> [Work request]
Type out the entries below again, character for character.

> [Items from an interface collection]
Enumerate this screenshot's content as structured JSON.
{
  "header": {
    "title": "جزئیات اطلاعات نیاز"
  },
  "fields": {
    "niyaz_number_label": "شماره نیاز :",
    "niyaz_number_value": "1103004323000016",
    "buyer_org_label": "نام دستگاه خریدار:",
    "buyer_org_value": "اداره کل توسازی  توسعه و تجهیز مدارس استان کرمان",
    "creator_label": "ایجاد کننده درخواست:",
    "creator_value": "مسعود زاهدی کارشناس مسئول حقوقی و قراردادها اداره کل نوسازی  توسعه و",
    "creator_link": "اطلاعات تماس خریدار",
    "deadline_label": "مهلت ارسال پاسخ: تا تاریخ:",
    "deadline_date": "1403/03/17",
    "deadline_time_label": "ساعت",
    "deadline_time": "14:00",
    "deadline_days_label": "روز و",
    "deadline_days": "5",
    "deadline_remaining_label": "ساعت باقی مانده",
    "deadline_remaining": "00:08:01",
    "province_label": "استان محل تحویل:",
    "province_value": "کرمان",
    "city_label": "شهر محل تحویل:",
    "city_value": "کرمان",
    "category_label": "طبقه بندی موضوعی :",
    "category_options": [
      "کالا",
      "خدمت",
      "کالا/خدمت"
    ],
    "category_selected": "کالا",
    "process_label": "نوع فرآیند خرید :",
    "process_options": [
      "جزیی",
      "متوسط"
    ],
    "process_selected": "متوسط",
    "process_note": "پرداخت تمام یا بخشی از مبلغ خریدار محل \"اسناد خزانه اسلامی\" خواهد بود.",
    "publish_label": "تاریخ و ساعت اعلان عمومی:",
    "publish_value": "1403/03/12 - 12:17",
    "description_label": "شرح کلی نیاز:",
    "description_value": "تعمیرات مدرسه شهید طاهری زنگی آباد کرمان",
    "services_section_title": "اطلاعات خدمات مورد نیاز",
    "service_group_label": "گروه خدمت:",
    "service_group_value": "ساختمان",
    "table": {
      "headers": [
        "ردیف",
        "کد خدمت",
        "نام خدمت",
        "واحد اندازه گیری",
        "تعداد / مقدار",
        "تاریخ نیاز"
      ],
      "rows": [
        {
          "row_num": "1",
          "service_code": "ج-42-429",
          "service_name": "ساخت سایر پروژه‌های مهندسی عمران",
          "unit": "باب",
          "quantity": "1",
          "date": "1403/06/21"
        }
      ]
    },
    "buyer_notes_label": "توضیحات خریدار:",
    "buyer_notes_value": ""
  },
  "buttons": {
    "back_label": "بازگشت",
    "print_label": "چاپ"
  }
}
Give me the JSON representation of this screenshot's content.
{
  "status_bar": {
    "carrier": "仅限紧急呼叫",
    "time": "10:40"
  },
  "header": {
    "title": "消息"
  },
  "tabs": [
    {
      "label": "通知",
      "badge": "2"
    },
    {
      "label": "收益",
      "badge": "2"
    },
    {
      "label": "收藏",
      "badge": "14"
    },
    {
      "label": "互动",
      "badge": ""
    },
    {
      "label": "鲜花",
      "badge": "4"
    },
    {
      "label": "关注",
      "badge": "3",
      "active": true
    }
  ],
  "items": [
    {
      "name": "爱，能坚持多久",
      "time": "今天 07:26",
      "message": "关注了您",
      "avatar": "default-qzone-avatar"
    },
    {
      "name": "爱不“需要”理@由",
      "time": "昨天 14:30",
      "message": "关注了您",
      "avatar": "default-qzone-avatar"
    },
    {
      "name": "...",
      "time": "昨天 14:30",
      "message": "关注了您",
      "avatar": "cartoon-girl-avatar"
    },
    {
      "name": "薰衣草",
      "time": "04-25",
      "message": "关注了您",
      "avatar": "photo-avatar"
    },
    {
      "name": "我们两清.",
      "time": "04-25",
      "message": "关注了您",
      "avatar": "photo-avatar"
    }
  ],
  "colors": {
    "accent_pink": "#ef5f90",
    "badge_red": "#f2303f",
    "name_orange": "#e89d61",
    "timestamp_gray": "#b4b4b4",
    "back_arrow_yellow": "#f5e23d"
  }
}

> [Answer]
Enumerate this screenshot's content as structured JSON.
{
  "header": {
    "title": "جزئیات اطلاعات نیاز"
  },
  "fields": {
    "niyaz_number_label": "شماره نیاز :",
    "niyaz_number_value": "1103004323000016",
    "buyer_org_label": "نام دستگاه خریدار:",
    "buyer_org_value": "اداره کل توسازی  توسعه و تجهیز مدارس استان کرمان",
    "creator_label": "ایجاد کننده درخواست:",
    "creator_value": "مسعود زاهدی کارشناس مسئول حقوقی و قراردادها اداره کل نوسازی  توسعه و",
    "creator_link": "اطلاعات تماس خریدار",
    "deadline_label": "مهلت ارسال پاسخ: تا تاریخ:",
    "deadline_date": "1403/03/17",
    "deadline_time_label": "ساعت",
    "deadline_time": "14:00",
    "deadline_days_label": "روز و",
    "deadline_days": "5",
    "deadline_remaining_label": "ساعت باقی مانده",
    "deadline_remaining": "00:08:01",
    "province_label": "استان محل تحویل:",
    "province_value": "کرمان",
    "city_label": "شهر محل تحویل:",
    "city_value": "کرمان",
    "category_label": "طبقه بندی موضوعی :",
    "category_options": [
      "کالا",
      "خدمت",
      "کالا/خدمت"
    ],
    "category_selected": "کالا",
    "process_label": "نوع فرآیند خرید :",
    "process_options": [
      "جزیی",
      "متوسط"
    ],
    "process_selected": "متوسط",
    "process_note": "پرداخت تمام یا بخشی از مبلغ خریدار محل \"اسناد خزانه اسلامی\" خواهد بود.",
    "publish_label": "تاریخ و ساعت اعلان عمومی:",
    "publish_value": "1403/03/12 - 12:17",
    "description_label": "شرح کلی نیاز:",
    "description_value": "تعمیرات مدرسه شهید طاهری زنگی آباد کرمان",
    "services_section_title": "اطلاعات خدمات مورد نیاز",
    "service_group_label": "گروه خدمت:",
    "service_group_value": "ساختمان",
    "table": {
      "headers": [
        "ردیف",
        "کد خدمت",
        "نام خدمت",
        "واحد اندازه گیری",
        "تعداد / مقدار",
        "تاریخ نیاز"
      ],
      "rows": [
        {
          "row_num": "1",
          "service_code": "ج-42-429",
          "service_name": "ساخت سایر پروژه‌های مهندسی عمران",
          "unit": "باب",
          "quantity": "1",
          "date": "1403/06/21"
        }
      ]
    },
    "buyer_notes_label": "توضیحات خریدار:",
    "buyer_notes_value": ""
  },
  "buttons": {
    "back_label": "بازگشت",
    "print_label": "چاپ"
  }
}
Give me the JSON representation of this screenshot's content.
{
  "status_bar": {
    "carrier": "仅限紧急呼叫",
    "time": "10:40"
  },
  "header": {
    "title": "消息"
  },
  "tabs": [
    {
      "label": "通知",
      "badge": "2"
    },
    {
      "label": "收益",
      "badge": "2"
    },
    {
      "label": "收藏",
      "badge": "14"
    },
    {
      "label": "互动",
      "badge": ""
    },
    {
      "label": "鲜花",
      "badge": "4"
    },
    {
      "label": "关注",
      "badge": "3",
      "active": true
    }
  ],
  "items": [
    {
      "name": "爱，能坚持多久",
      "time": "今天 07:26",
      "message": "关注了您",
      "avatar": "default-qzone-avatar"
    },
    {
      "name": "爱不“需要”理@由",
      "time": "昨天 14:30",
      "message": "关注了您",
      "avatar": "default-qzone-avatar"
    },
    {
      "name": "...",
      "time": "昨天 14:30",
      "message": "关注了您",
      "avatar": "cartoon-girl-avatar"
    },
    {
      "name": "薰衣草",
      "time": "04-25",
      "message": "关注了您",
      "avatar": "photo-avatar"
    },
    {
      "name": "我们两清.",
      "time": "04-25",
      "message": "关注了您",
      "avatar": "photo-avatar"
    }
  ],
  "colors": {
    "accent_pink": "#ef5f90",
    "badge_red": "#f2303f",
    "name_orange": "#e89d61",
    "timestamp_gray": "#b4b4b4",
    "back_arrow_yellow": "#f5e23d"
  }
}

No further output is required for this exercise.